# DATASET EXCERPTS
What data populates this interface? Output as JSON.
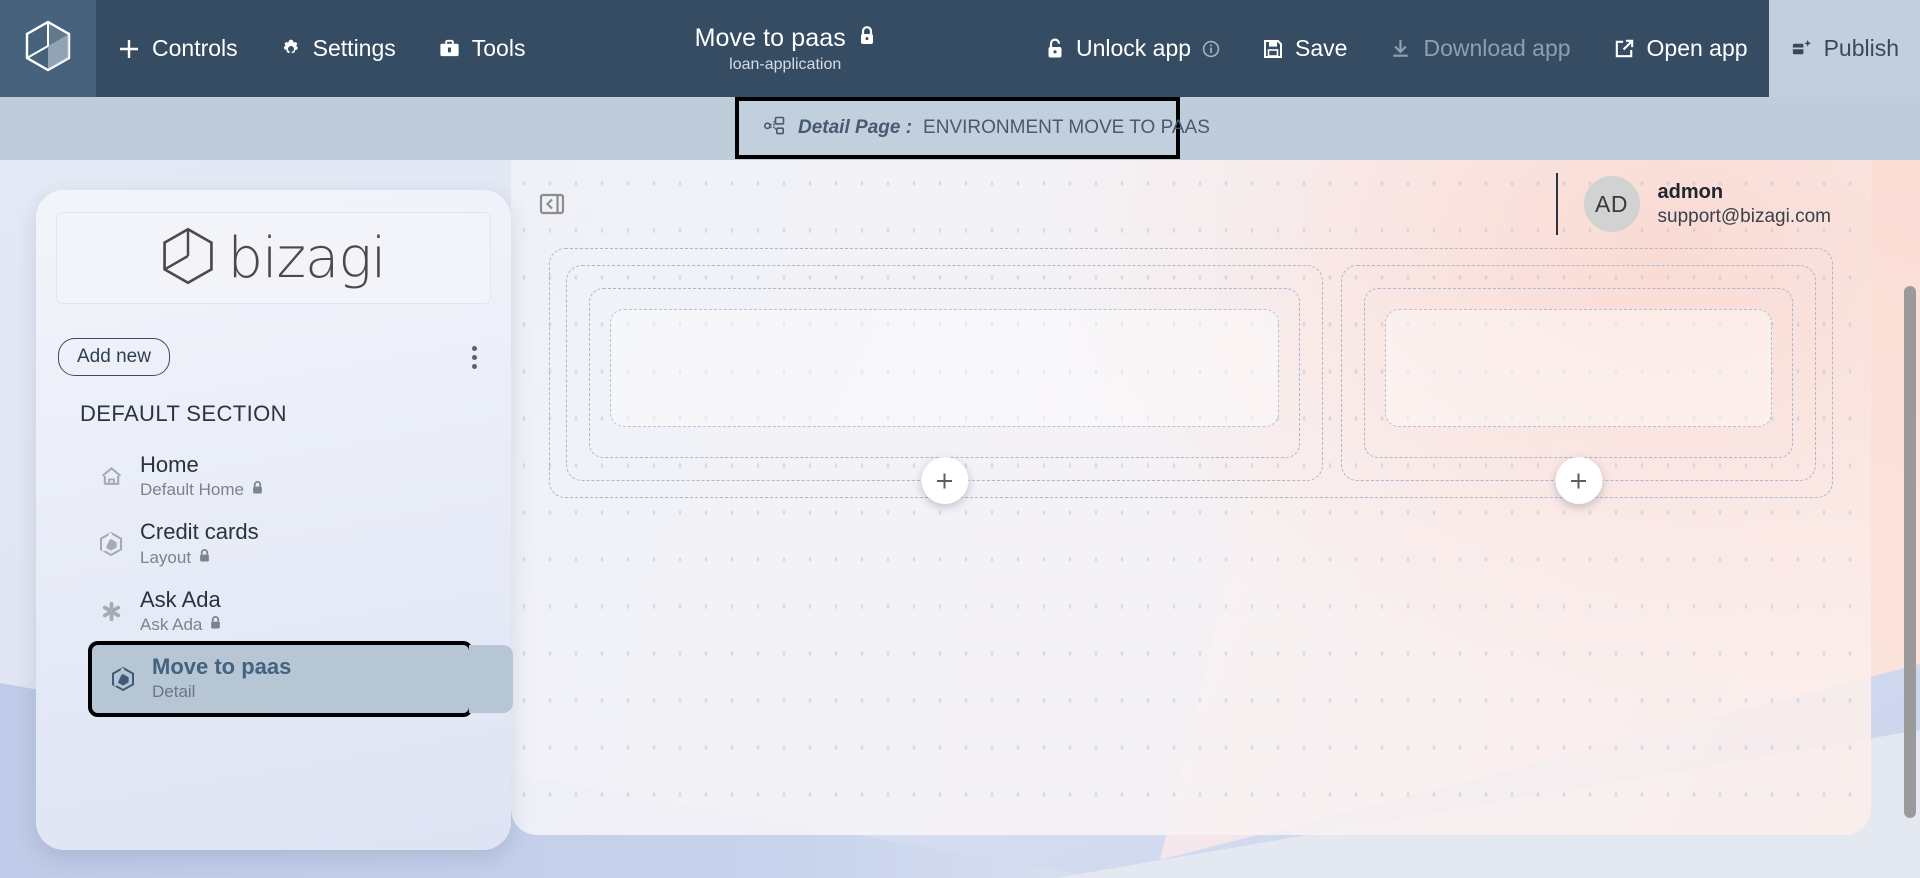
{
  "toolbar": {
    "logo_icon": "bizagi-hex-logo-icon",
    "items_left": [
      {
        "label": "Controls",
        "icon": "plus-icon"
      },
      {
        "label": "Settings",
        "icon": "gear-icon"
      },
      {
        "label": "Tools",
        "icon": "toolbox-icon"
      }
    ],
    "app_title": "Move to paas",
    "app_title_lock_icon": "lock-closed-icon",
    "app_subtitle": "loan-application",
    "items_right": [
      {
        "label": "Unlock app",
        "icon": "lock-open-icon",
        "info_icon": "info-circle-icon",
        "disabled": false
      },
      {
        "label": "Save",
        "icon": "floppy-disk-icon",
        "disabled": false
      },
      {
        "label": "Download app",
        "icon": "download-icon",
        "disabled": true
      },
      {
        "label": "Open app",
        "icon": "external-link-icon",
        "disabled": false
      },
      {
        "label": "Publish",
        "icon": "publish-icon",
        "disabled": false
      }
    ]
  },
  "breadcrumb": {
    "icon": "detail-page-icon",
    "label": "Detail Page :",
    "value": "ENVIRONMENT MOVE TO PAAS"
  },
  "sidebar": {
    "brand_text": "bizagi",
    "brand_icon": "bizagi-hex-logo-icon",
    "add_new_label": "Add new",
    "kebab_icon": "kebab-menu-icon",
    "section_title": "DEFAULT SECTION",
    "items": [
      {
        "title": "Home",
        "subtitle": "Default Home",
        "icon": "home-icon",
        "locked": true,
        "selected": false
      },
      {
        "title": "Credit cards",
        "subtitle": "Layout",
        "icon": "hex-icon",
        "locked": true,
        "selected": false
      },
      {
        "title": "Ask Ada",
        "subtitle": "Ask Ada",
        "icon": "asterisk-icon",
        "locked": true,
        "selected": false
      },
      {
        "title": "Move to paas",
        "subtitle": "Detail",
        "icon": "hex-icon",
        "locked": false,
        "selected": true
      }
    ]
  },
  "canvas": {
    "collapse_icon": "collapse-sidebar-icon",
    "user": {
      "initials": "AD",
      "name": "admon",
      "email": "support@bizagi.com"
    },
    "add_widget_icon": "plus-icon",
    "zones": [
      {
        "name": "left-drop-zone",
        "add_label": "+"
      },
      {
        "name": "right-drop-zone",
        "add_label": "+"
      }
    ]
  },
  "colors": {
    "toolbar_bg": "#364c63",
    "logo_tile_bg": "#47627d",
    "breadcrumb_bg": "#bfcddb",
    "publish_bg": "#c2d0de",
    "selected_item_bg": "#b6c6d4",
    "selected_item_text": "#45627f",
    "dashed_border": "#a9b7d4",
    "scrollbar_thumb": "#9a9a9a"
  }
}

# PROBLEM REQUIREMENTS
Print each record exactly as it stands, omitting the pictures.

# WRITTEN ANSWER
What data populates this interface? Output as JSON.
{
  "toolbar": {
    "logo_icon": "bizagi-hex-logo-icon",
    "items_left": [
      {
        "label": "Controls",
        "icon": "plus-icon"
      },
      {
        "label": "Settings",
        "icon": "gear-icon"
      },
      {
        "label": "Tools",
        "icon": "toolbox-icon"
      }
    ],
    "app_title": "Move to paas",
    "app_title_lock_icon": "lock-closed-icon",
    "app_subtitle": "loan-application",
    "items_right": [
      {
        "label": "Unlock app",
        "icon": "lock-open-icon",
        "info_icon": "info-circle-icon",
        "disabled": false
      },
      {
        "label": "Save",
        "icon": "floppy-disk-icon",
        "disabled": false
      },
      {
        "label": "Download app",
        "icon": "download-icon",
        "disabled": true
      },
      {
        "label": "Open app",
        "icon": "external-link-icon",
        "disabled": false
      },
      {
        "label": "Publish",
        "icon": "publish-icon",
        "disabled": false
      }
    ]
  },
  "breadcrumb": {
    "icon": "detail-page-icon",
    "label": "Detail Page :",
    "value": "ENVIRONMENT MOVE TO PAAS"
  },
  "sidebar": {
    "brand_text": "bizagi",
    "brand_icon": "bizagi-hex-logo-icon",
    "add_new_label": "Add new",
    "kebab_icon": "kebab-menu-icon",
    "section_title": "DEFAULT SECTION",
    "items": [
      {
        "title": "Home",
        "subtitle": "Default Home",
        "icon": "home-icon",
        "locked": true,
        "selected": false
      },
      {
        "title": "Credit cards",
        "subtitle": "Layout",
        "icon": "hex-icon",
        "locked": true,
        "selected": false
      },
      {
        "title": "Ask Ada",
        "subtitle": "Ask Ada",
        "icon": "asterisk-icon",
        "locked": true,
        "selected": false
      },
      {
        "title": "Move to paas",
        "subtitle": "Detail",
        "icon": "hex-icon",
        "locked": false,
        "selected": true
      }
    ]
  },
  "canvas": {
    "collapse_icon": "collapse-sidebar-icon",
    "user": {
      "initials": "AD",
      "name": "admon",
      "email": "support@bizagi.com"
    },
    "add_widget_icon": "plus-icon",
    "zones": [
      {
        "name": "left-drop-zone",
        "add_label": "+"
      },
      {
        "name": "right-drop-zone",
        "add_label": "+"
      }
    ]
  },
  "colors": {
    "toolbar_bg": "#364c63",
    "logo_tile_bg": "#47627d",
    "breadcrumb_bg": "#bfcddb",
    "publish_bg": "#c2d0de",
    "selected_item_bg": "#b6c6d4",
    "selected_item_text": "#45627f",
    "dashed_border": "#a9b7d4",
    "scrollbar_thumb": "#9a9a9a"
  }
}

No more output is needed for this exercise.